The local camera store dug up a roll of developed film that I’d handed them 2 years ago and forgotten all about. I was sure that I’d just lost it! I think that this was just the 2nd roll of 120 format film that I’d shot on the Bronica 645. Definitely a treat.
For the second post of my blog-a-day week I’ll share what I consider one of the loveliest spots near Waterloo, the crossing of the Conestogo River on Three Bridges Road. Located just west of St. Jacobs and a short drive from where I work, it’s a great spot to go during lunch or at the end of the day to grab a few shots.
In the summer, the river is shallow and slow-moving. In the late winter and early spring with a heavy melt, it’s a torrent and the low bridge is lost completely beneath the water. Regardless of the seasonal changes, I’m still amazed at how many different types of photos I can get at the same place. It just goes to show that you don’t have to travel far to get great shots (or pretty good shots, at least).
I used a wide range of equipment for these photos. The bodies (Nikon D300s, D7000 and N80, Bronica ETRS) were paired with lenses (Nikon 17-55 f/2.8, Nikon 35 f/1.8, Nikon 60 f/2.8G Micro, Nikon 85 f/1.8G, Tokina 11-16 f/2.8, Tokina 50-135 f/2.8, Sigma 50 f/1.4, Bronica MC 40 f/4, Bronica EII 75/2.8). On the self portraits I used Nikon SB-700 and SB-900 strobes with CLS control.
I’ll give a prize to the person who gets the most correct gear-to-photo matches!
This post shows an alternate, and quite different, take on one of my favourite images of 2012 (the other version is here). While the first image I showed was a panorama taken with a DSLR, this version was on film with the Bronica ETRS.
Two pieces of equipment were absolutely necessary for this shot.
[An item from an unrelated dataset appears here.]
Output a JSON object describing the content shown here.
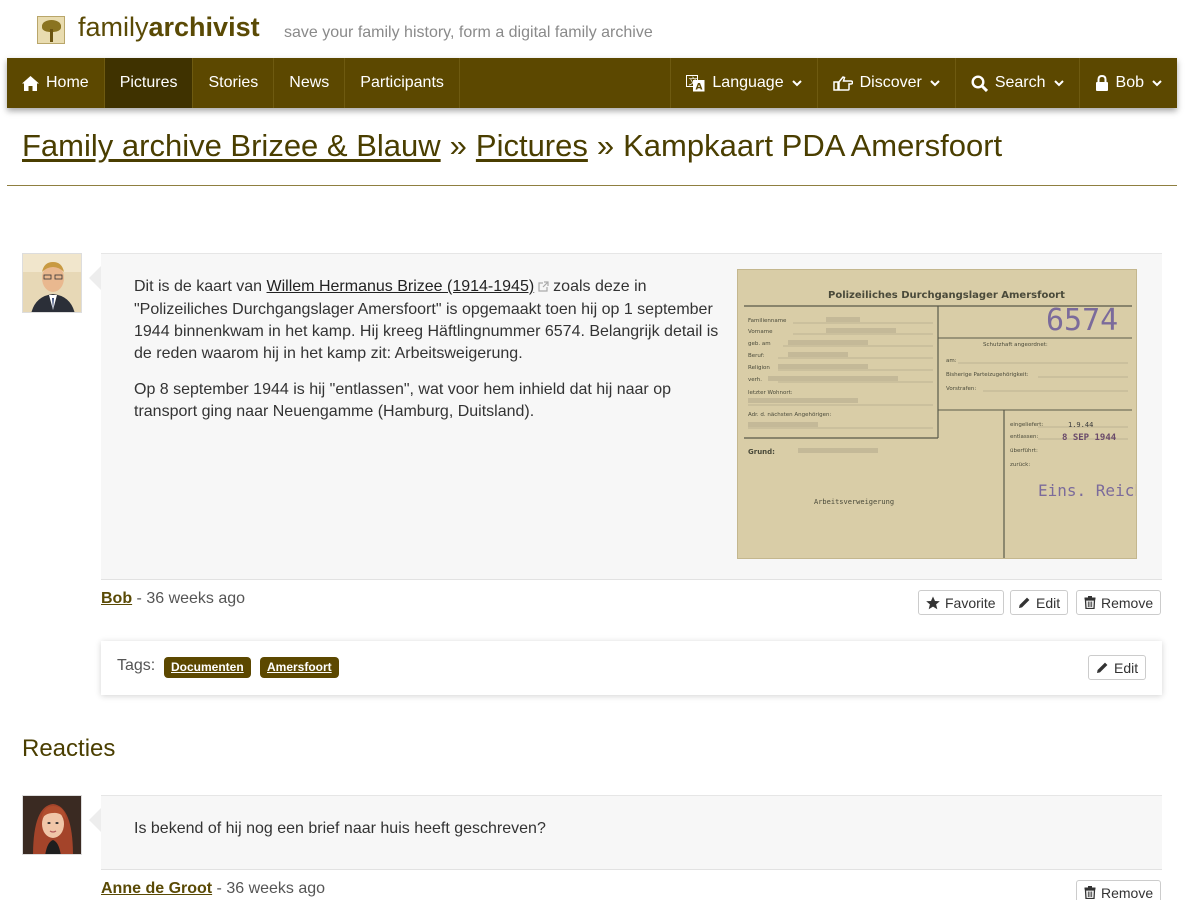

First, a tripod with the ability to set the legs at independent angles. I had to set the tripod on a pile of rocks and being able to position each leg to follow the terrain helped considerably. Second, a graduated neutral density filter. These filters are divided in half, top to bottom. One one side they are transparent and on the other they block light by a fixed amount without adding any colour caste (hence, “neutral”). The interface between the two halves is a gradient with one fading into the other so there is no sharp transition edge.
Bronica ETRS with MC 40mm f/4. Probably around f/8, 1/8s on Fuji Velvia 100. Scanned with the Epson V500. Colour correction, levels and sharpness in Photoshop CS5.
Portt and I had a great photo adventure at the Brick Works this past May. Naturally, we were armed with way more gear than we should have been. Although far more developed than the last time I’d visited (over 10 years ago) there are still many cool details that reflect how the building once was.
Here are a few shots with the D7000 and Nikon 35mm f/1.8
And some HDRs with the Nikon 17-55mm f/2.8
This next shot was with the D300s and 17-55. I’m using two lights, controlled by CLS and triggered from the onboard flash. The rim light, coming from the back right of the image is a snooted SB-700 at +1EV. The main light is a SB-900 with full CTO gel through a Lumiquest Softbox LTz at +3EV. Exposure compensation on the camera was dialed down to -2EV to dim the ambient and WB was set to Tungsten to cool everything down.
This setup is extremely portable. Two small light stands and two Speedlights. The Lumiquest snoot and softbox both fit in the laptop slot of my camera bag.
Finally, here are couple shots with the Bronica ETRS. First, with the 75mm f/2.8 EII and second with the 40mm f/4 MC.
Thanks for looking!